__Exercise brief__: Except for the pictures, write out all the records that follow exactly.

--- Records shown ---

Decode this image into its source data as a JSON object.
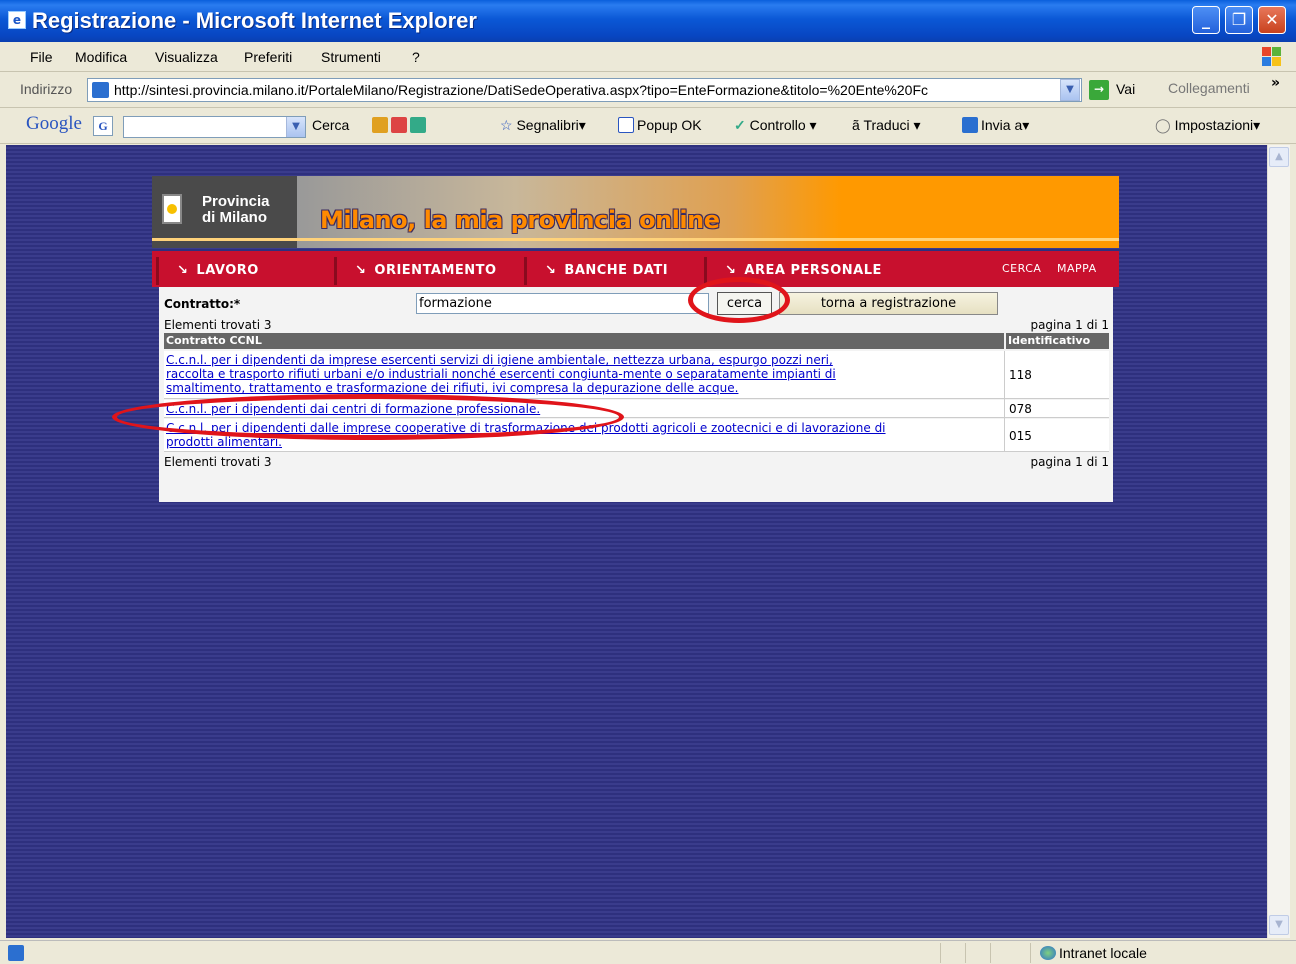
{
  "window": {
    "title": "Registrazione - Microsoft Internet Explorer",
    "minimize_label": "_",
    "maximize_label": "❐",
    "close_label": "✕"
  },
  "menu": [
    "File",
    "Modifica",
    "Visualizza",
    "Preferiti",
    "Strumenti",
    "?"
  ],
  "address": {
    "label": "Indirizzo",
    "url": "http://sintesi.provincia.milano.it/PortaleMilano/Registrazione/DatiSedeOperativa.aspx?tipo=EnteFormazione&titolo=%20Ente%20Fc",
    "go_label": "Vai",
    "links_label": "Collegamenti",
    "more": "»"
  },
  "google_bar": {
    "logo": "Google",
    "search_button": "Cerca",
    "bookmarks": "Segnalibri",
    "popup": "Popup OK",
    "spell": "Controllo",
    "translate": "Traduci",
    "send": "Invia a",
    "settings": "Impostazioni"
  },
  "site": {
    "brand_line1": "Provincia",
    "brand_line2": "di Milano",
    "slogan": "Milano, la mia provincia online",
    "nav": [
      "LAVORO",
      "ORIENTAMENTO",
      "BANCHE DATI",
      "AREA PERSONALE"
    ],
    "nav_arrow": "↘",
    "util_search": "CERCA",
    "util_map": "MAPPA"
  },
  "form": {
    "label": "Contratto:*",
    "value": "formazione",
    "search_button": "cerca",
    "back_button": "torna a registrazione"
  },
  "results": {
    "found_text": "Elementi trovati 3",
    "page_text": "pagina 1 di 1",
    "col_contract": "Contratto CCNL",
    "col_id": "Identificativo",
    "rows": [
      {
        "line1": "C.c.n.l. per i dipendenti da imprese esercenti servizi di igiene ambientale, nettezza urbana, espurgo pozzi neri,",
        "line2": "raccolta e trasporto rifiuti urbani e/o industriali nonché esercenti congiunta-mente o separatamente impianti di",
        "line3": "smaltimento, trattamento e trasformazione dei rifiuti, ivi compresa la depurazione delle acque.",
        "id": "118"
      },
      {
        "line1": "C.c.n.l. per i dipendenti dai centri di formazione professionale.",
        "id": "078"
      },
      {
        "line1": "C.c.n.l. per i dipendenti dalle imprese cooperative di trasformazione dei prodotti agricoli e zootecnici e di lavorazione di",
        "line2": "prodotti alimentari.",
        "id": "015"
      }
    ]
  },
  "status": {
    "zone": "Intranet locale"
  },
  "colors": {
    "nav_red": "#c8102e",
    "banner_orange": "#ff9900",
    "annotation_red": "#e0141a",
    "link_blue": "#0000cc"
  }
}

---

__Answer box__:
Decode this image into its source data as a JSON object.
{
  "window": {
    "title": "Registrazione - Microsoft Internet Explorer",
    "minimize_label": "_",
    "maximize_label": "❐",
    "close_label": "✕"
  },
  "menu": [
    "File",
    "Modifica",
    "Visualizza",
    "Preferiti",
    "Strumenti",
    "?"
  ],
  "address": {
    "label": "Indirizzo",
    "url": "http://sintesi.provincia.milano.it/PortaleMilano/Registrazione/DatiSedeOperativa.aspx?tipo=EnteFormazione&titolo=%20Ente%20Fc",
    "go_label": "Vai",
    "links_label": "Collegamenti",
    "more": "»"
  },
  "google_bar": {
    "logo": "Google",
    "search_button": "Cerca",
    "bookmarks": "Segnalibri",
    "popup": "Popup OK",
    "spell": "Controllo",
    "translate": "Traduci",
    "send": "Invia a",
    "settings": "Impostazioni"
  },
  "site": {
    "brand_line1": "Provincia",
    "brand_line2": "di Milano",
    "slogan": "Milano, la mia provincia online",
    "nav": [
      "LAVORO",
      "ORIENTAMENTO",
      "BANCHE DATI",
      "AREA PERSONALE"
    ],
    "nav_arrow": "↘",
    "util_search": "CERCA",
    "util_map": "MAPPA"
  },
  "form": {
    "label": "Contratto:*",
    "value": "formazione",
    "search_button": "cerca",
    "back_button": "torna a registrazione"
  },
  "results": {
    "found_text": "Elementi trovati 3",
    "page_text": "pagina 1 di 1",
    "col_contract": "Contratto CCNL",
    "col_id": "Identificativo",
    "rows": [
      {
        "line1": "C.c.n.l. per i dipendenti da imprese esercenti servizi di igiene ambientale, nettezza urbana, espurgo pozzi neri,",
        "line2": "raccolta e trasporto rifiuti urbani e/o industriali nonché esercenti congiunta-mente o separatamente impianti di",
        "line3": "smaltimento, trattamento e trasformazione dei rifiuti, ivi compresa la depurazione delle acque.",
        "id": "118"
      },
      {
        "line1": "C.c.n.l. per i dipendenti dai centri di formazione professionale.",
        "id": "078"
      },
      {
        "line1": "C.c.n.l. per i dipendenti dalle imprese cooperative di trasformazione dei prodotti agricoli e zootecnici e di lavorazione di",
        "line2": "prodotti alimentari.",
        "id": "015"
      }
    ]
  },
  "status": {
    "zone": "Intranet locale"
  },
  "colors": {
    "nav_red": "#c8102e",
    "banner_orange": "#ff9900",
    "annotation_red": "#e0141a",
    "link_blue": "#0000cc"
  }
}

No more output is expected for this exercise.